PROBLEM DETAILS:
Please return every line of the records below that holds the word "размере".

┄┄┄┄┄┄┄┄┄┄

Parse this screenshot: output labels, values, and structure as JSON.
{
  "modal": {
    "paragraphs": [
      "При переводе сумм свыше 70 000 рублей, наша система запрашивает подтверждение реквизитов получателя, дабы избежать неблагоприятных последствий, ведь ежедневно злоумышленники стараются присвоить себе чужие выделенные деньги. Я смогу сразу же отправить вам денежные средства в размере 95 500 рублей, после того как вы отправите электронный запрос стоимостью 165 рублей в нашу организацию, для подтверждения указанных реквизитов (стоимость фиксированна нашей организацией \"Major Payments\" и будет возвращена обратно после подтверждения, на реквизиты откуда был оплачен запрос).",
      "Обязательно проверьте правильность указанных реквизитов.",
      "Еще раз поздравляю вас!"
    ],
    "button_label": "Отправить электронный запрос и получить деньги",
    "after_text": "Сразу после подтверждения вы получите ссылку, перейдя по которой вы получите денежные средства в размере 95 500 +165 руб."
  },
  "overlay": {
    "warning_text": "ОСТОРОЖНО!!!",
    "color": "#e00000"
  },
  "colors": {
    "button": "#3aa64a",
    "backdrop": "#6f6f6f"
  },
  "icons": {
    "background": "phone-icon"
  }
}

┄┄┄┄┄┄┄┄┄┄

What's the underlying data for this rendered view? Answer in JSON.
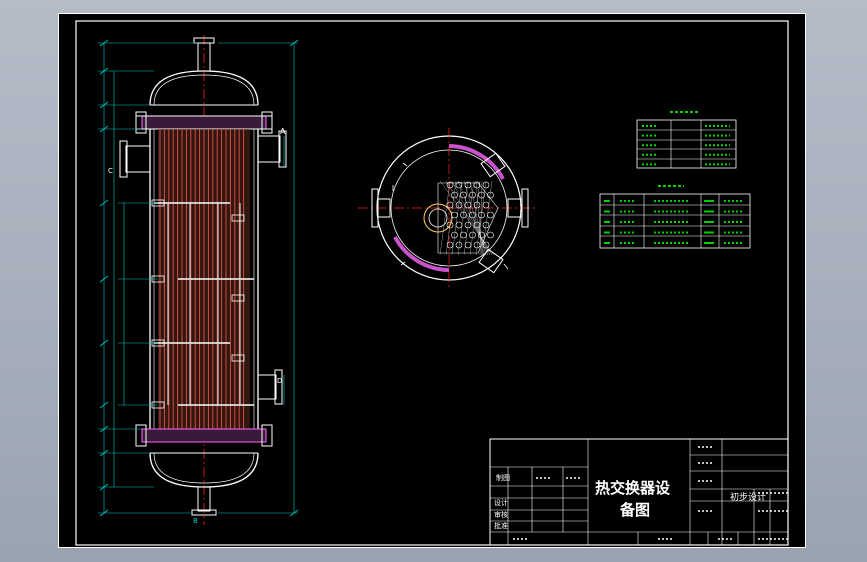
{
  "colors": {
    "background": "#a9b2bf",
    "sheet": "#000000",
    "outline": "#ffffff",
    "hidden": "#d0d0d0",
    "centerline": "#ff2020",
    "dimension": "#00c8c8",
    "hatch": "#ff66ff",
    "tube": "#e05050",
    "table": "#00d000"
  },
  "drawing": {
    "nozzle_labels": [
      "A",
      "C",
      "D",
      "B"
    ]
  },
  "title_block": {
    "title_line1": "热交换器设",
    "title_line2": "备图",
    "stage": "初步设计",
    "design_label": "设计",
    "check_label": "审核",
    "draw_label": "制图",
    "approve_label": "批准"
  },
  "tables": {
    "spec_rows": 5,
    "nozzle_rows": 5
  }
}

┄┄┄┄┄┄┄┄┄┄

RESPONSE TO THIS EXERCISE:
      "При переводе сумм свыше 70 000 рублей, наша система запрашивает подтверждение реквизитов получателя, дабы избежать неблагоприятных последствий, ведь ежедневно злоумышленники стараются присвоить себе чужие выделенные деньги. Я смогу сразу же отправить вам денежные средства в размере 95 500 рублей, после того как вы отправите электронный запрос стоимостью 165 рублей в нашу организацию, для подтверждения указанных реквизитов (стоимость фиксированна нашей организацией \"Major Payments\" и будет возвращена обратно после подтверждения, на реквизиты откуда был оплачен запрос).",
    "after_text": "Сразу после подтверждения вы получите ссылку, перейдя по которой вы получите денежные средства в размере 95 500 +165 руб."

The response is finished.